“Such is the hour when I begin this letter,—when it will be finished is uncertain: expecting Wynn to

* There is a portrait of my father engraved in Mr. Cottle’s Reminiscences, which shows the long hair, &c.

drink tea with me every moment, I have not patience to wait without employment, and know of none more agreeable than that of writing to you. My Mentor, while he prohibits my wanting, must nevertheless allow an exception in your favour; and believe me I look upon it as one great proof of my own reformation, or whatever title you may please to give, when I can pass a whole week without composing one word. Over the pages of the philosophic

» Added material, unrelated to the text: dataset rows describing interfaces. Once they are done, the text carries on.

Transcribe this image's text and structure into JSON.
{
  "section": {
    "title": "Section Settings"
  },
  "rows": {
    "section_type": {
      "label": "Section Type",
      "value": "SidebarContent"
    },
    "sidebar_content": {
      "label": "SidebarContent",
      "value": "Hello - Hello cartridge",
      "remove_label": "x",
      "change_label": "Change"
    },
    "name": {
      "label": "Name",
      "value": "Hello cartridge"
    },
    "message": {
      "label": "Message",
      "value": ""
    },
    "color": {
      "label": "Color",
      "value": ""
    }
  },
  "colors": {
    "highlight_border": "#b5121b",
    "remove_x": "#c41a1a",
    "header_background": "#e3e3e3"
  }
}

Tacitus the hours of study pass as rapidly as even those which are devoted to my friends, and I have not found as yet one hour which I could wish to have employed otherwise: this is saying very much in praise of a collegiate life; but remember that a mind disposed to be happy will find happiness everywhere; and why we should not be happy is beyond my philosophy to account for. Heraclitus certainly was a fool, and, what is much more rare, an unhappy one. I never yet met with any fool who was not pleased with the idea of his own sense; but for your whimpering sages, let sentiment say what it will, they are men possessed with more envy than wisdom.”